TOPHAM THE STRONG MAN AND HIS TAVERNS
In Upper-street, Islington, was formerly a house with the sign of the Duke's Head, at the south-east corner of Gadd's Row, (now St. Alban's Place), which was remarkable, towards the middle of the last century, on account of its landlord, Thomas Topham, "the strong man of Islington." He was brought up to the trade of a carpenter, but abandoned it soon after his apprenticeship had expired; and about the age of twenty-four became the host of the Red Lion, near the old Hospital of St. Luke, in which house he failed. When he had attained his full growth, his stature was about five feet ten inches, and he soon began to give proof of his superior strength and muscular power. The first public exhibition of his extraordinary strength was that of pulling against a horse, lying upon his back, and placing his feet against the dwarf wall that divided Upper and Lower Moorfields.
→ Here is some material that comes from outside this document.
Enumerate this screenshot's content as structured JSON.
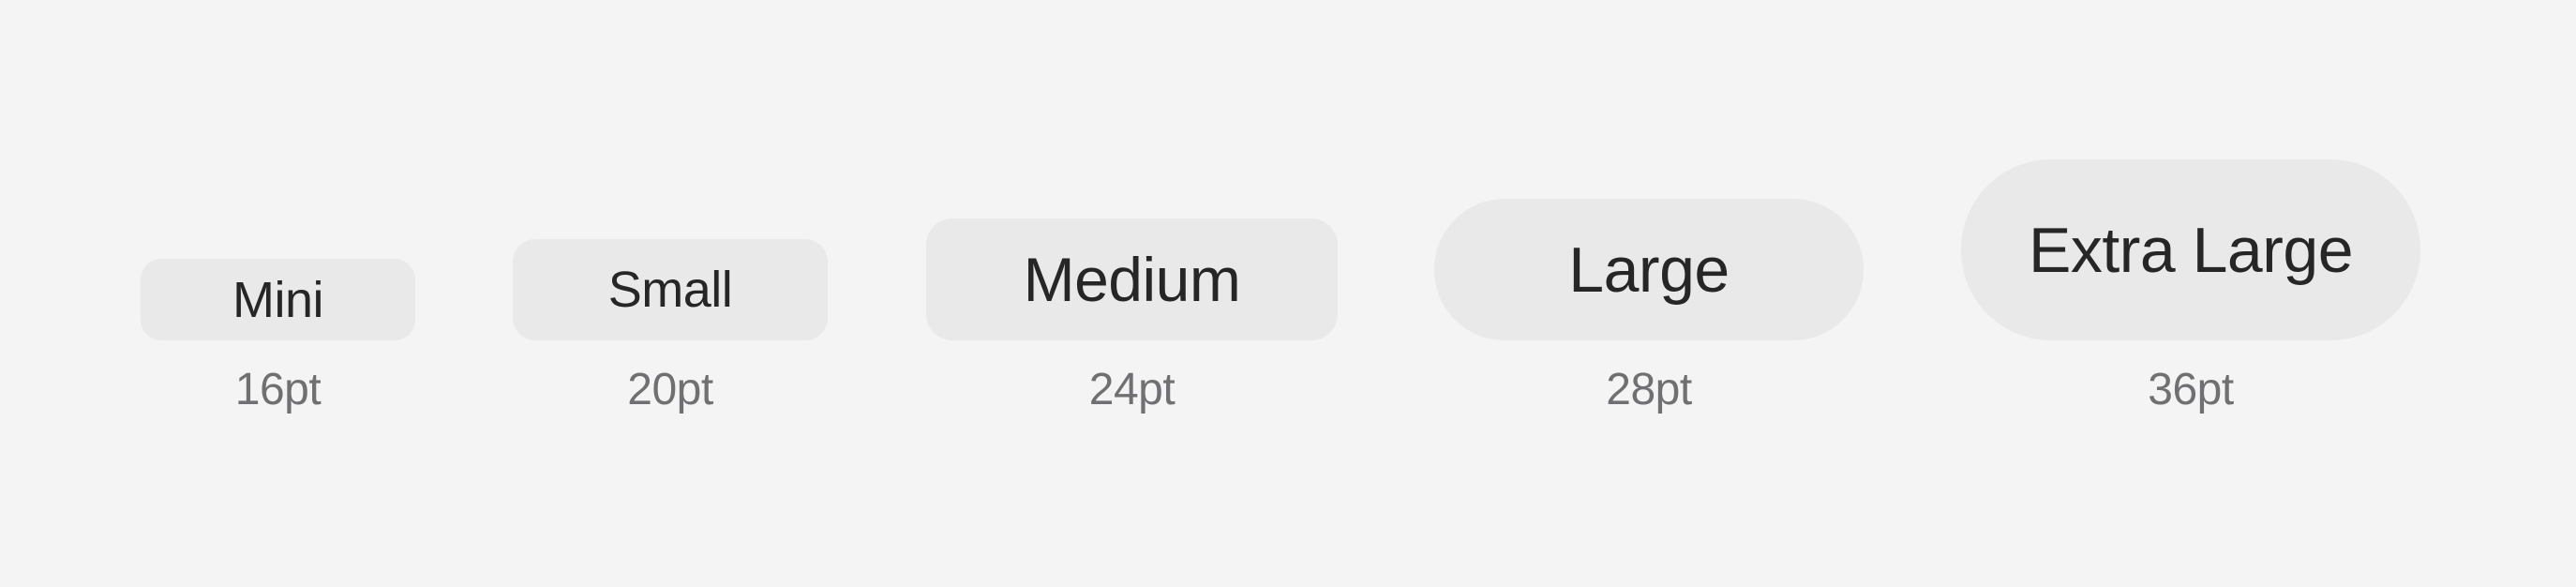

By the strength of his fingers, he rolled up a very strong and large pewter dish, which was placed among the curiosities of the British Museum, marked near the edge, "April, 3, 1737, Thomas Topham, of London, carpenter, rolled up this dish (made of the hardest pewter) by the strength of his hands, in the presence of Dr. John Desaguliers," etc. He broke seven or eight pieces of a tobacco-pipe, by the force of his middle finger, having laid them on his first and third fingers. Having thrust the bowl of a strong tobacco-pipe under his garter, his legs being bent, he broke it to pieces by the tendons of his hams, without altering the position of his legs. Another bowl of this kind he broke between his first and second finger, by pressing them together sideways. He took an iron kitchen poker, about a yard long, and three inches round, and bent it nearly to a right angle, by striking upon his bare left arm between the elbow and the wrist. Holding the ends of a poker of like size in his hands, and the middle of it against the back of his neck, he brought both extremities of it together before him; and, what was yet more difficult, pulled it almost straight again. He broke a rope of two inches in circumference; though, from his awkward manner, he was obliged to exert four times more strength than was necessary. He lifted a rolling stone of eight hundred pounds' weight with his hands only, standing in a frame above it, and taking hold of a chain fastened thereto.
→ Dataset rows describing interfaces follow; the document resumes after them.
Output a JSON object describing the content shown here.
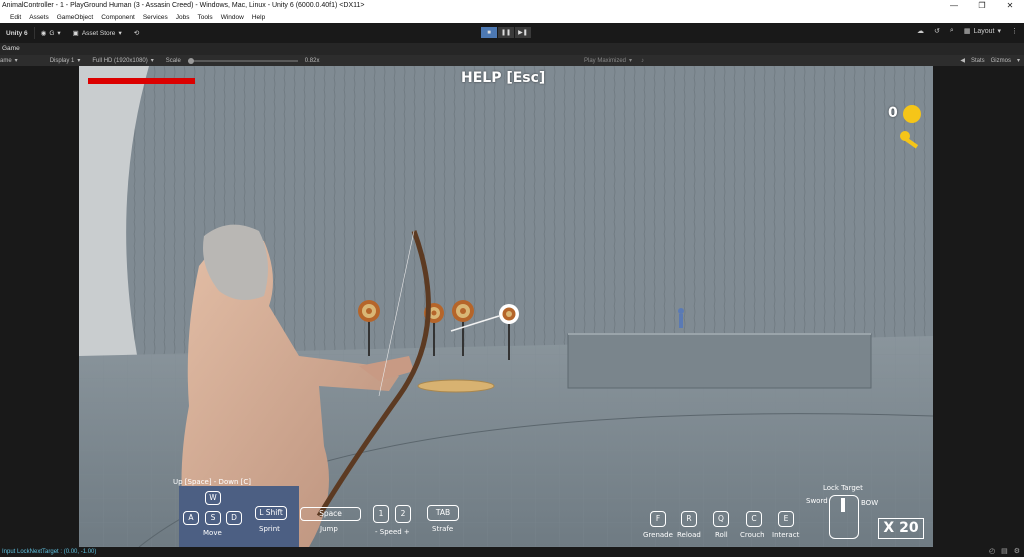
{
  "window": {
    "title": "AnimalController - 1 - PlayGround Human (3 - Assasin Creed) - Windows, Mac, Linux - Unity 6 (6000.0.40f1) <DX11>",
    "controls": [
      "—",
      "❐",
      "✕"
    ]
  },
  "menu": [
    "Edit",
    "Assets",
    "GameObject",
    "Component",
    "Services",
    "Jobs",
    "Tools",
    "Window",
    "Help"
  ],
  "toolbar": {
    "version": "Unity 6",
    "account": "G",
    "asset_store": "Asset Store",
    "layout": "Layout"
  },
  "tab": {
    "label": "Game"
  },
  "gamebar": {
    "mode": "ame",
    "display": "Display 1",
    "resolution": "Full HD (1920x1080)",
    "scale_label": "Scale",
    "scale_value": "0.82x",
    "play_mode": "Play Maximized",
    "stats": "Stats",
    "gizmos": "Gizmos"
  },
  "hud": {
    "help": "HELP [Esc]",
    "coin_count": "0",
    "health_fraction": 1.0,
    "up_down": "Up [Space] - Down [C]",
    "keys": {
      "w": "W",
      "a": "A",
      "s": "S",
      "d": "D",
      "shift": "L Shift",
      "space": "Space",
      "one": "1",
      "two": "2",
      "tab": "TAB",
      "f": "F",
      "r": "R",
      "q": "Q",
      "c": "C",
      "e": "E"
    },
    "labels": {
      "move": "Move",
      "sprint": "Sprint",
      "jump": "Jump",
      "speed": "- Speed +",
      "strafe": "Strafe",
      "grenade": "Grenade",
      "reload": "Reload",
      "roll": "Roll",
      "crouch": "Crouch",
      "interact": "Interact",
      "lock_target": "Lock Target",
      "sword": "Sword",
      "bow": "BOW"
    },
    "ammo": "X 20",
    "sign_left": "Press Mouse\nmode",
    "sign_right": "Lock Target\nChange Target"
  },
  "status": {
    "message": "Input LockNextTarget : (0.00, -1.00)"
  },
  "colors": {
    "health": "#dc0000",
    "coin": "#f5c518",
    "status_text": "#5fc1e0",
    "play_active": "#4d79b3"
  }
}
But his grand feat was performed in Coldbath Fields, May 28, 1741, in commemoration of the taking of Porto Bello, by Admiral Vernon. At this time Topham was landlord of the Apple-tree, nearly facing the entrance to the House of Correction; here he exhibited the exploit of lifting three hogsheads of water, weighing one thousand eight hundred and thirty-one pounds: he also pulled against one horse, and would have succeeded against two, or even four, had he taken a proper position; but in pulling against two, he was jerked from his seat, and had one of his knees much hurt. Admiral Vernon was present at the above exhibition, in the presence of thousands of spectators; and there is a large print of the strange scene.
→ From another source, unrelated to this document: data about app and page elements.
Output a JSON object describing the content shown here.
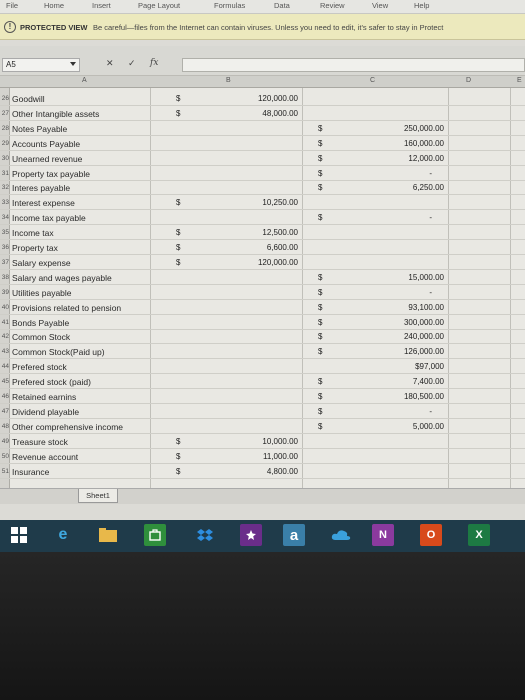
{
  "ribbon": {
    "tabs": [
      "File",
      "Home",
      "Insert",
      "Page Layout",
      "Formulas",
      "Data",
      "Review",
      "View",
      "Help"
    ]
  },
  "protected_view": {
    "title": "PROTECTED VIEW",
    "message": "Be careful—files from the Internet can contain viruses. Unless you need to edit, it's safer to stay in Protect"
  },
  "formula_bar": {
    "name_box": "A5",
    "cancel_icon": "✕",
    "enter_icon": "✓",
    "fx": "fx",
    "formula": ""
  },
  "columns": [
    "A",
    "B",
    "C",
    "D",
    "E"
  ],
  "rows": [
    {
      "num": "26",
      "label": "Goodwill",
      "d1": "$",
      "b": "120,000.00",
      "d2": "",
      "c": ""
    },
    {
      "num": "27",
      "label": "Other Intangible assets",
      "d1": "$",
      "b": "48,000.00",
      "d2": "",
      "c": ""
    },
    {
      "num": "28",
      "label": "Notes Payable",
      "d1": "",
      "b": "",
      "d2": "$",
      "c": "250,000.00"
    },
    {
      "num": "29",
      "label": "Accounts Payable",
      "d1": "",
      "b": "",
      "d2": "$",
      "c": "160,000.00"
    },
    {
      "num": "30",
      "label": "Unearned revenue",
      "d1": "",
      "b": "",
      "d2": "$",
      "c": "12,000.00"
    },
    {
      "num": "31",
      "label": "Property tax payable",
      "d1": "",
      "b": "",
      "d2": "$",
      "c": "-"
    },
    {
      "num": "32",
      "label": "Interes payable",
      "d1": "",
      "b": "",
      "d2": "$",
      "c": "6,250.00"
    },
    {
      "num": "33",
      "label": "Interest expense",
      "d1": "$",
      "b": "10,250.00",
      "d2": "",
      "c": ""
    },
    {
      "num": "34",
      "label": "Income tax payable",
      "d1": "",
      "b": "",
      "d2": "$",
      "c": "-"
    },
    {
      "num": "35",
      "label": "Income tax",
      "d1": "$",
      "b": "12,500.00",
      "d2": "",
      "c": ""
    },
    {
      "num": "36",
      "label": "Property tax",
      "d1": "$",
      "b": "6,600.00",
      "d2": "",
      "c": ""
    },
    {
      "num": "37",
      "label": "Salary expense",
      "d1": "$",
      "b": "120,000.00",
      "d2": "",
      "c": ""
    },
    {
      "num": "38",
      "label": "Salary and wages payable",
      "d1": "",
      "b": "",
      "d2": "$",
      "c": "15,000.00"
    },
    {
      "num": "39",
      "label": "Utilities payable",
      "d1": "",
      "b": "",
      "d2": "$",
      "c": "-"
    },
    {
      "num": "40",
      "label": "Provisions related to pension",
      "d1": "",
      "b": "",
      "d2": "$",
      "c": "93,100.00"
    },
    {
      "num": "41",
      "label": "Bonds Payable",
      "d1": "",
      "b": "",
      "d2": "$",
      "c": "300,000.00"
    },
    {
      "num": "42",
      "label": "Common Stock",
      "d1": "",
      "b": "",
      "d2": "$",
      "c": "240,000.00"
    },
    {
      "num": "43",
      "label": "Common Stock(Paid up)",
      "d1": "",
      "b": "",
      "d2": "$",
      "c": "126,000.00"
    },
    {
      "num": "44",
      "label": "Prefered stock",
      "d1": "",
      "b": "",
      "d2": "",
      "c": "$97,000"
    },
    {
      "num": "45",
      "label": "Prefered stock (paid)",
      "d1": "",
      "b": "",
      "d2": "$",
      "c": "7,400.00"
    },
    {
      "num": "46",
      "label": "Retained earnins",
      "d1": "",
      "b": "",
      "d2": "$",
      "c": "180,500.00"
    },
    {
      "num": "47",
      "label": "Dividend playable",
      "d1": "",
      "b": "",
      "d2": "$",
      "c": "-"
    },
    {
      "num": "48",
      "label": "Other comprehensive income",
      "d1": "",
      "b": "",
      "d2": "$",
      "c": "5,000.00"
    },
    {
      "num": "49",
      "label": "Treasure stock",
      "d1": "$",
      "b": "10,000.00",
      "d2": "",
      "c": ""
    },
    {
      "num": "50",
      "label": "Revenue account",
      "d1": "$",
      "b": "11,000.00",
      "d2": "",
      "c": ""
    },
    {
      "num": "51",
      "label": "Insurance",
      "d1": "$",
      "b": "4,800.00",
      "d2": "",
      "c": ""
    }
  ],
  "sheet_tab": "Sheet1",
  "taskbar": {
    "icons": [
      "windows-icon",
      "ie-icon",
      "store-icon",
      "dropbox-icon",
      "photos-icon",
      "amazon-icon",
      "onedrive-icon",
      "onenote-icon",
      "office-icon",
      "excel-icon"
    ],
    "amazon_label": "a",
    "onenote_label": "N",
    "office_label": "O",
    "excel_label": "X"
  },
  "colors": {
    "taskbar": "#1f3b4a",
    "protected_bar": "#ece9bd"
  }
}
Topham subsequently removed to Hog-lane, Shoreditch. His wife proved unfaithful to him, which so distressed him that he stabbed her, and so mutilated himself that he died, in the flower of his age.
Many years since, there were several signs in the metropolis, illustrative of Topham's strength: the last was one in East Smithfield, where he was represented as "the Strong Man pulling against two Horses."
Club Life of London Vol. II